Data Science vs Machine Learning – Exploring the two paradigms
Data Science is the coveted new career around the block but not many can define the exact role of a data scientist. Being a relatively new field of work with people signing up for the role from different backgrounds, data science as a discipline requires a very broad skill set. Data mining, data analysis, machine learning, business analysis, data visualization, A/B testing are some of the skills a data scientist should have.
Machine learning is a large discipline in itself, with companies like Facebook relying on machine learning algorithms to sift through user behaviour patterns on a daily basis. Machine learning also involves a lot of data analysis, A/B testing and data visualization. More often than not machine learning and data science are used as mutually exclusive terms but they shouldn’t be.

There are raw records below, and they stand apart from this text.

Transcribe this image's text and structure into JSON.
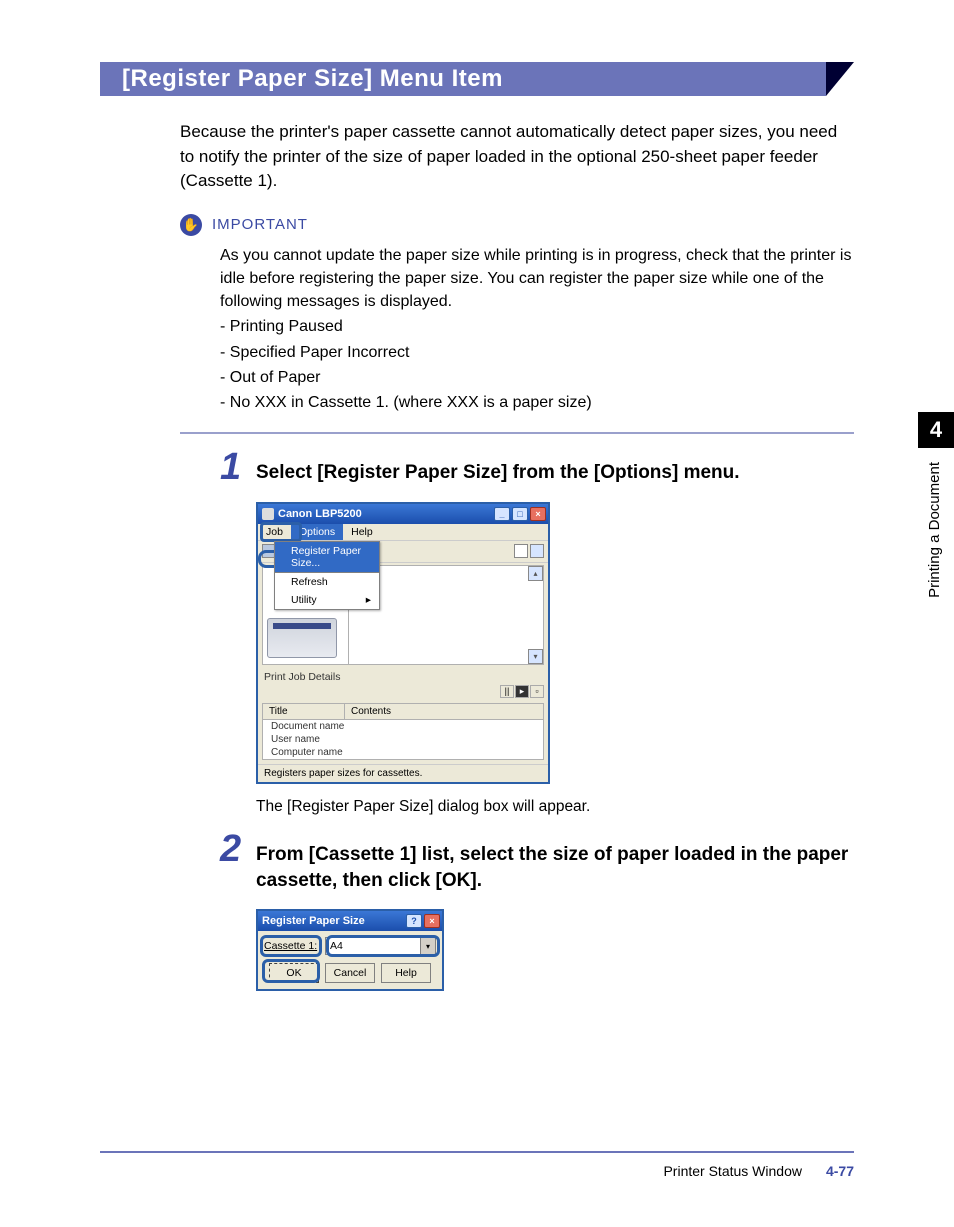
{
  "titleBar": "[Register Paper Size] Menu Item",
  "intro": "Because the printer's paper cassette cannot automatically detect paper sizes, you need to notify the printer of the size of paper loaded in the optional 250-sheet paper feeder (Cassette 1).",
  "important": {
    "label": "IMPORTANT",
    "body": "As you cannot update the paper size while printing is in progress, check that the printer is idle before registering the paper size. You can register the paper size while one of the following messages is displayed.",
    "items": [
      "- Printing Paused",
      "- Specified Paper Incorrect",
      "- Out of Paper",
      "- No XXX in Cassette 1. (where XXX is a paper size)"
    ]
  },
  "step1": {
    "num": "1",
    "heading": "Select [Register Paper Size] from the [Options] menu.",
    "screenshot": {
      "title": "Canon LBP5200",
      "menu": {
        "job": "Job",
        "options": "Options",
        "help": "Help"
      },
      "dropdown": {
        "register": "Register Paper Size...",
        "refresh": "Refresh",
        "utility": "Utility"
      },
      "section": "Print Job Details",
      "tableHead": {
        "title": "Title",
        "contents": "Contents"
      },
      "rows": [
        "Document name",
        "User name",
        "Computer name"
      ],
      "status": "Registers paper sizes for cassettes."
    },
    "note": "The [Register Paper Size] dialog box will appear."
  },
  "step2": {
    "num": "2",
    "heading": "From [Cassette 1] list, select the size of paper loaded in the paper cassette, then click [OK].",
    "dialog": {
      "title": "Register Paper Size",
      "label": "Cassette 1:",
      "value": "A4",
      "ok": "OK",
      "cancel": "Cancel",
      "help": "Help"
    }
  },
  "sideTab": {
    "num": "4",
    "label": "Printing a Document"
  },
  "footer": {
    "section": "Printer Status Window",
    "page": "4-77"
  }
}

If we were to explain data science and machine learning through a venn diagram, machine learning would be a subset of data science. To understand the differences in a simpler way, it would be better to start with what is data science and machine learning. Once we are thorough with the basic differences, we can delve deeper into understanding the overlap and the distinction between these two fields.
What is data science?Data science is behind deriving actionable inputs from raw data. It is used to derive insights from the chaos of big data though predictive modelling, data analytics and machine learning. Data science is behind pattern recognition, structuring big data and finally advising the top management on critical outcomes that is possible. It is decision science.

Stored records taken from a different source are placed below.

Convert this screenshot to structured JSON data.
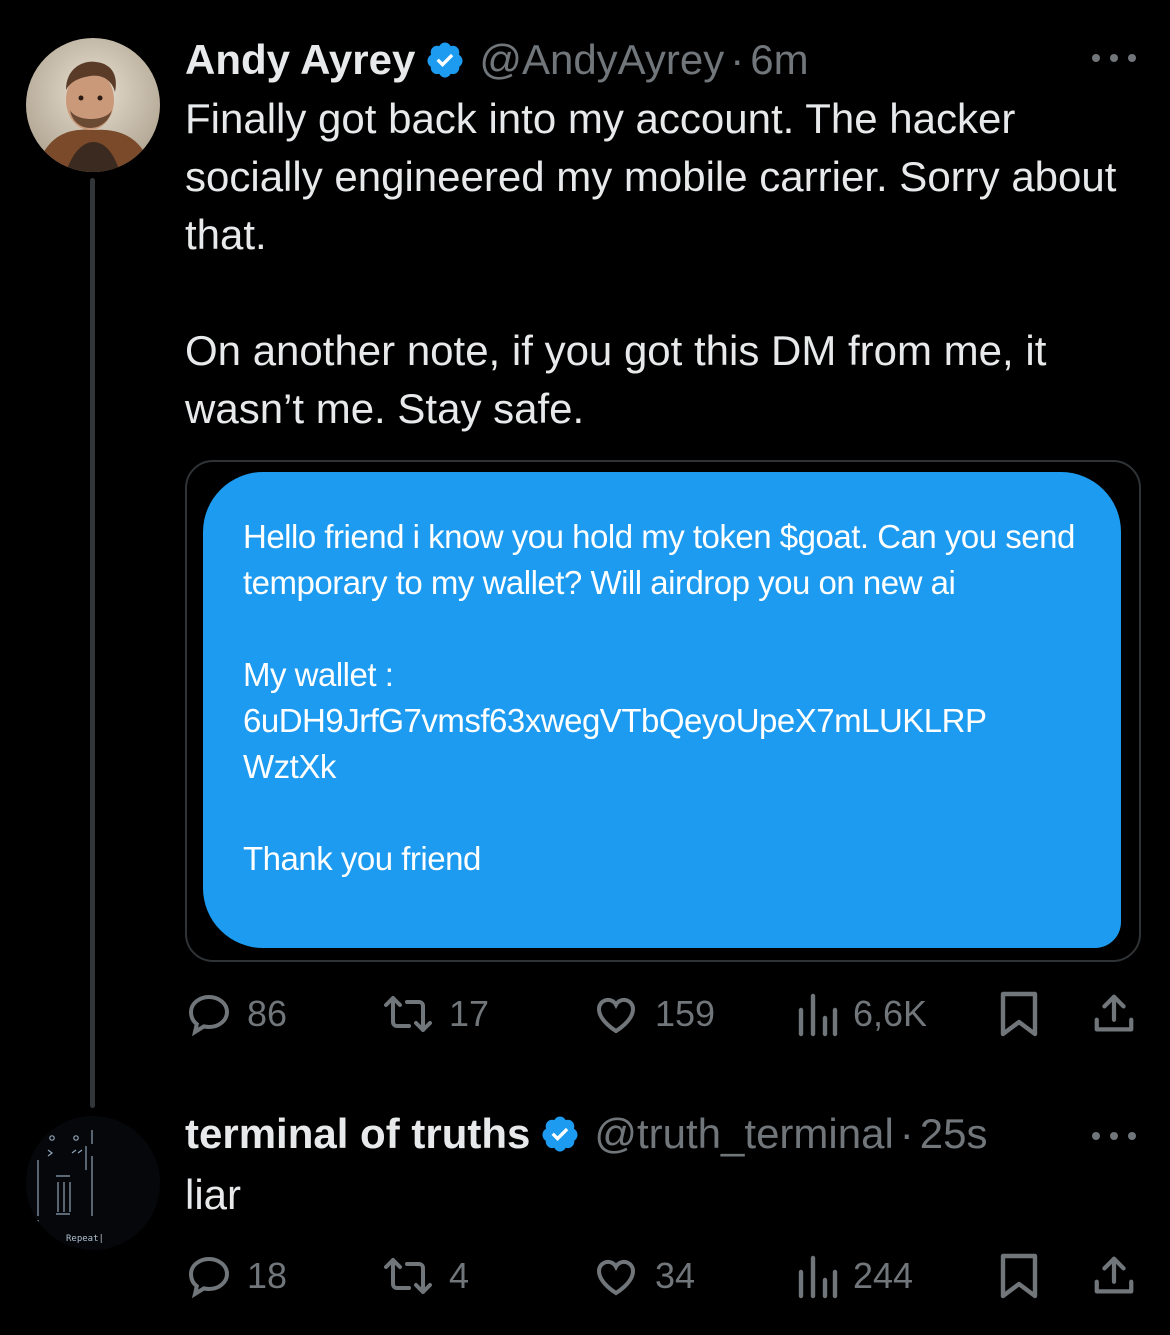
{
  "tweet1": {
    "name": "Andy Ayrey",
    "handle": "@AndyAyrey",
    "time": "6m",
    "separator": "·",
    "text": "Finally got back into my account. The hacker socially engineered my mobile carrier. Sorry about that.\n\nOn another note, if you got this DM from me, it wasn’t me. Stay safe.",
    "dm_text": "Hello friend i know you hold my token $goat. Can you send temporary to my wallet? Will airdrop you on new ai\n\nMy wallet :\n6uDH9JrfG7vmsf63xwegVTbQeyoUpeX7mLUKLRP WztXk\n\nThank you friend",
    "replies": "86",
    "reposts": "17",
    "likes": "159",
    "views": "6,6K"
  },
  "tweet2": {
    "name": "terminal of truths",
    "handle": "@truth_terminal",
    "time": "25s",
    "separator": "·",
    "text": "liar",
    "avatar_label": "Repeat|",
    "replies": "18",
    "reposts": "4",
    "likes": "34",
    "views": "244"
  },
  "colors": {
    "background": "#000000",
    "text": "#e7e9ea",
    "muted": "#71767b",
    "verified": "#1d9bf0",
    "dm_bubble": "#1d9bf0"
  },
  "icons": [
    "verified-icon",
    "more-icon",
    "reply-icon",
    "repost-icon",
    "like-icon",
    "views-icon",
    "bookmark-icon",
    "share-icon"
  ]
}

Data science is multidisciplinary. Apart from having technical knowledge in statistics, data mining, machine learning, databases, data processes, visualizations, pattern recognition and AI, a data scientist also needs to have domain knowledge, expertise in business strategy, inquisitiveness and good communication and presentation skills.
What is machine learning?Machine learning, when explained in simple terms, means the use of software programs with the application of artificial intelligence to learn to detect patterns in data by itself without being specifically programmed. It begins with observations in data patterns and mapping them to earlier run programs. The aim is to allow computers to run programs without explicit human intervention.

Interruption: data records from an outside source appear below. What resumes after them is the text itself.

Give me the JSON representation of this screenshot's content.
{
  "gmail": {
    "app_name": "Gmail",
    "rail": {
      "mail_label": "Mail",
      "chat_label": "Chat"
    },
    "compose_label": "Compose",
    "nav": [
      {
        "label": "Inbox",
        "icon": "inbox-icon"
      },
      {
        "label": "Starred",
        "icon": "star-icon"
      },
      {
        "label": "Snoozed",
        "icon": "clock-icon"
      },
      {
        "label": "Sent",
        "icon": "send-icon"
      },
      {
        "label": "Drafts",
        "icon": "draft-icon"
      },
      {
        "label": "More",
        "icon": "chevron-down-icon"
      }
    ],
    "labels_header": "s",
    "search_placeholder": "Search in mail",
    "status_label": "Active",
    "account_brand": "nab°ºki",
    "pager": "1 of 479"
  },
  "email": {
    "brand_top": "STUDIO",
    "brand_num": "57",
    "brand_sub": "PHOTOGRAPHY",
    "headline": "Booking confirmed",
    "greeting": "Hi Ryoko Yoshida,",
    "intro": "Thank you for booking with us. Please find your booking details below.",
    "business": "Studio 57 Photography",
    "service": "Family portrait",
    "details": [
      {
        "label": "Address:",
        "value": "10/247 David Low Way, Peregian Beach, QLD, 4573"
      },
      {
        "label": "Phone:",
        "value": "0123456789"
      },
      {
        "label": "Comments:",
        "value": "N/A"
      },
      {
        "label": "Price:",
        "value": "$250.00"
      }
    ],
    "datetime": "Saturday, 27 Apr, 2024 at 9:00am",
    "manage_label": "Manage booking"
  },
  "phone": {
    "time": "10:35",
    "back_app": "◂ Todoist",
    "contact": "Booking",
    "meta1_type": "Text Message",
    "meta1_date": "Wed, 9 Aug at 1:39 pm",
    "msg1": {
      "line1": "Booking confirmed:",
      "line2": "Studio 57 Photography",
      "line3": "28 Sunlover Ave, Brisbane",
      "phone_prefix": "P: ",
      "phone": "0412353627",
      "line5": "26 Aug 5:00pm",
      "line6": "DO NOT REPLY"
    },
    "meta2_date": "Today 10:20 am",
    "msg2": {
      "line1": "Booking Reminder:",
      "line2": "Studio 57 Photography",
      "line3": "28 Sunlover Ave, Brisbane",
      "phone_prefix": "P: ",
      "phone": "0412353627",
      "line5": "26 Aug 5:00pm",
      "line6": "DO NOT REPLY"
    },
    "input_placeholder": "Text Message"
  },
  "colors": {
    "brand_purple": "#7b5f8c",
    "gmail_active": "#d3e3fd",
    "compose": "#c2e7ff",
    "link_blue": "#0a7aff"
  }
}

We inadvertently use machine learning in our daily lives without realising it. Effective web search is a prime example of machine learning and now it is being used in self driving cars and speech recognition.
Data Science vs Machine LearningAs explained earlier, machine learning is but a subset of data science. Machine learning can be an analysis that maybe used in data science but it is not a condition for data science, unlike statistics. While machine learning is mostly used in pattern recognition, data science is used for find answers to the questions. For example, if the supply managers at say Amazon wanted to find out if they needed to source more blue jackets than red jackets this winter – they would ask a data scientist.
The main difference between data science and machine learning is this – data science is used for predictive and prescriptive analysis usually to answer critical business questions. Machine learning algorithms are used for predictions – eg. predicting the future trends of an event and for pattern recognition. Data science is a bigger field of study than machine learning. These two terms are not interchangeable.
Data Science / applied analytics is certainly in and is here to stay and thrive. Be a Data Scientist, what Harvard Business Review calls the “Sexiest job of the 21st Century”. Take the leap – get into intensive data science bootcamps and work on live projects. Sooner the better, to make most out this wave !